Market hunters in the middle 1800s through 1920 made duck and goose hunting a business. Waterfowl were said to darken the sky before wholesale killing became profitable. A pair of canvasback ducks were the most sought after and would bring $10, a fair amount in those days when a dollar was still worth a dollar.

Lesser species of ducks might have only netted a quarter to $1 each. Enterprising men quickly decided to add more firepower to their market hunting operations.

Punt guns stretching over 9 feet long with 2-inch bores, weighed approximately 90 to 140 pounds. These large guns became the equivalent to small bow-mounted cannons. Punt guns were laid on sandbags and then laced down tightly by stout ropes, starting with a hole drilled in the stock to keep the expensive guns from flipping back on the hunter when discharged or rolling overboard in rough water.

Rugged types, often ex-Navy men, attached punt guns on the front of narrow sneak boats that laid low in the water, making it easier to slip up on a resting flock in total darkness.

A pound of shot was pushed in the muzzle with a pound of coarse grain black powder, creating quite an explosion that could be heard for miles over the water’s surface while dropping numerous ducks per shot.

Effective shots were taken at 30 to 35 yards. Loads may have been larger or smaller, depending on the punt guns’ capabilities. Some punt guns were several shotgun barrels across the boat’s bow, designed to shoot one at a time in rapid succession while throwing a generous swarth of lead shot.

The most unique trademark of market hunting is the sink box. Sink boxes originated in Long Island, New York, and migrated south to Maryland with sport gunners. Market hunters using large bore 8- and 10-gauge shotguns took notice and incorporated sink boxes into their operation. Numerous waterfowlers, including President Grover Cleveland hunted in sink boxes.
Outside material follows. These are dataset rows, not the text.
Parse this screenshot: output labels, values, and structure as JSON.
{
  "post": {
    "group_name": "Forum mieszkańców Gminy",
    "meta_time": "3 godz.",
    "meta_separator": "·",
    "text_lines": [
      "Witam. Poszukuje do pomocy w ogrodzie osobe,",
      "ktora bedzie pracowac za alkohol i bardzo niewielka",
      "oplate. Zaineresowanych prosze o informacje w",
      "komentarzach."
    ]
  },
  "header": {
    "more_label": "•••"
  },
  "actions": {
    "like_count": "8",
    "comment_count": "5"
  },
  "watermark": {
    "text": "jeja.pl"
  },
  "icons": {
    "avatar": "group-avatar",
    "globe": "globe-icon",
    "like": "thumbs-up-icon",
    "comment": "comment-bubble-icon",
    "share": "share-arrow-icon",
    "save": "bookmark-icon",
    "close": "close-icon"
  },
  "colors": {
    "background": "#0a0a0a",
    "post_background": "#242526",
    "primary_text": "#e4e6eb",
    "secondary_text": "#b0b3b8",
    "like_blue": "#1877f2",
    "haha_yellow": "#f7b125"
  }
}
“Sink boxes, used from the 1840s to 1934, were shaped like coffins with wooden edges and lay perfectly flat with the water surface,” said C. John Sullivan, director of operations for the Havre De Grace Decoy Museum in Maryland. “The edges were weighted down with 20- to 25-pound cast iron decoys that matched the carved wooden versions. A 200-pound gunner might have six decoys to sink the platform down to water level while a 150-pound man might need eight or 10. Not unusual for sink box hunters to shoot 150 to 250 ducks daily.”
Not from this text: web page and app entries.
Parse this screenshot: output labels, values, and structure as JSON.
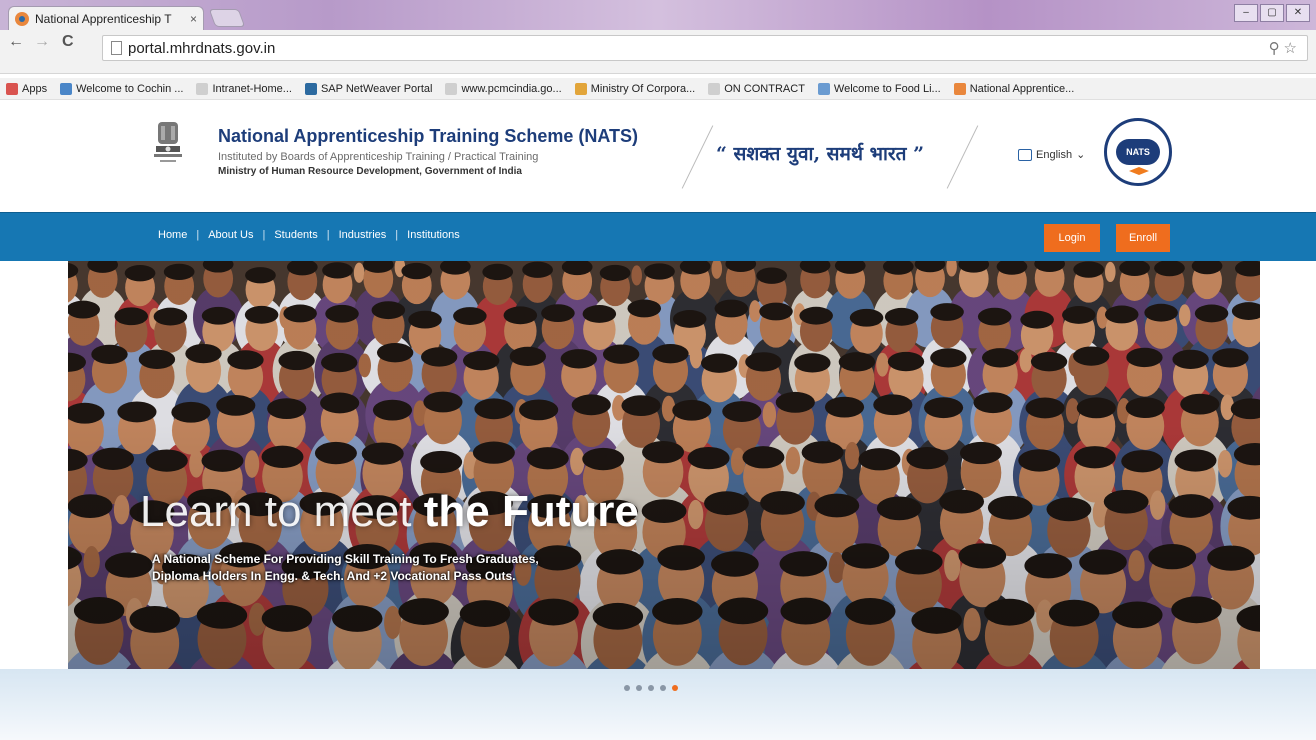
{
  "browser": {
    "tab_title": "National Apprenticeship T",
    "tab_close": "×",
    "url": "portal.mhrdnats.gov.in",
    "window_controls": [
      "‒",
      "▢",
      "✕"
    ],
    "nav": {
      "back": "←",
      "forward": "→",
      "reload": "C"
    },
    "omnibox_icons": "⚲☆"
  },
  "bookmarks": [
    {
      "label": "Apps",
      "color": "#d9534f"
    },
    {
      "label": "Welcome to Cochin ...",
      "color": "#4a86c8"
    },
    {
      "label": "Intranet-Home...",
      "color": "#cfcfcf"
    },
    {
      "label": "SAP NetWeaver Portal",
      "color": "#2c6aa0"
    },
    {
      "label": "www.pcmcindia.go...",
      "color": "#cfcfcf"
    },
    {
      "label": "Ministry Of Corpora...",
      "color": "#e2a53a"
    },
    {
      "label": "ON CONTRACT",
      "color": "#cfcfcf"
    },
    {
      "label": "Welcome to Food Li...",
      "color": "#6a9bd1"
    },
    {
      "label": "National Apprentice...",
      "color": "#e9873d"
    }
  ],
  "header": {
    "title": "National Apprenticeship Training Scheme (NATS)",
    "subtitle": "Instituted by Boards of Apprenticeship Training / Practical Training",
    "ministry": "Ministry of Human Resource Development, Government of India",
    "tagline": "“ सशक्त युवा, समर्थ भारत ”",
    "language": "English",
    "language_caret": "⌄",
    "logo_text": "NATS"
  },
  "nav": {
    "links": [
      "Home",
      "About Us",
      "Students",
      "Industries",
      "Institutions"
    ],
    "separator": "|",
    "login": "Login",
    "enroll": "Enroll"
  },
  "hero": {
    "title_light": "Learn to meet ",
    "title_bold": "the Future",
    "description_line1": "A National Scheme For Providing Skill Training To Fresh Graduates,",
    "description_line2": "Diploma Holders In Engg. & Tech. And +2 Vocational Pass Outs."
  },
  "carousel": {
    "slide_count": 5,
    "active_index": 4
  },
  "colors": {
    "nav_blue": "#1677b3",
    "accent_orange": "#ef6d1e",
    "brand_navy": "#1d3d7a"
  }
}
Captains with sailboats or small ships took market hunters or sportsmen to distant shorelines where they were rowed or push-poled in with a guide well before daylight. By day's end the guide poled his small hunting skiff filled with hunters, waterfowl and equipment back to the larger vessel.

Many of these hunters shot 8- or 10-gauge shotguns, no doubt badly bruising their shooting shoulder after a long hunt. The hunter was wined and dined to celebrate a fine hunt while the guide plucked and cleaned his waterfowl for shipment home. Birds shipped to markets were not plucked or gutted, just packed in ice.

During this period hunters raised or trapped wild ducks and geese, called tollers, for hunting. Real ducks or geese call better than humans.

The birds would be used as live decoys with cords attached to their necks or legs. Most were anchored off the bottom by a weight while others had a cord that ran back to the blind. A still or quiet duck or goose might receive a jerk on the line to wake them up when wild birds were in the area.

Today we follow laws created to protect ducks and geese. Waterfowl are migratory birds protected by federal laws to ensure no overharvesting or illegal hunting tactics are practiced. Yet, the history of waterfowl hunting adds to the romance of this cherished sport that happily pulls many of us back to the marsh every fall.

Kenneth Kieser, a veteran outdoors writer and member of the Waterfowlers Hall of Fame and National Fresh Water Fishing Hall of Fame, writes a weekly outdoors column for The Examiner. Reach him at kieserkenneth@gmail.com.

Kenneth L. Kieser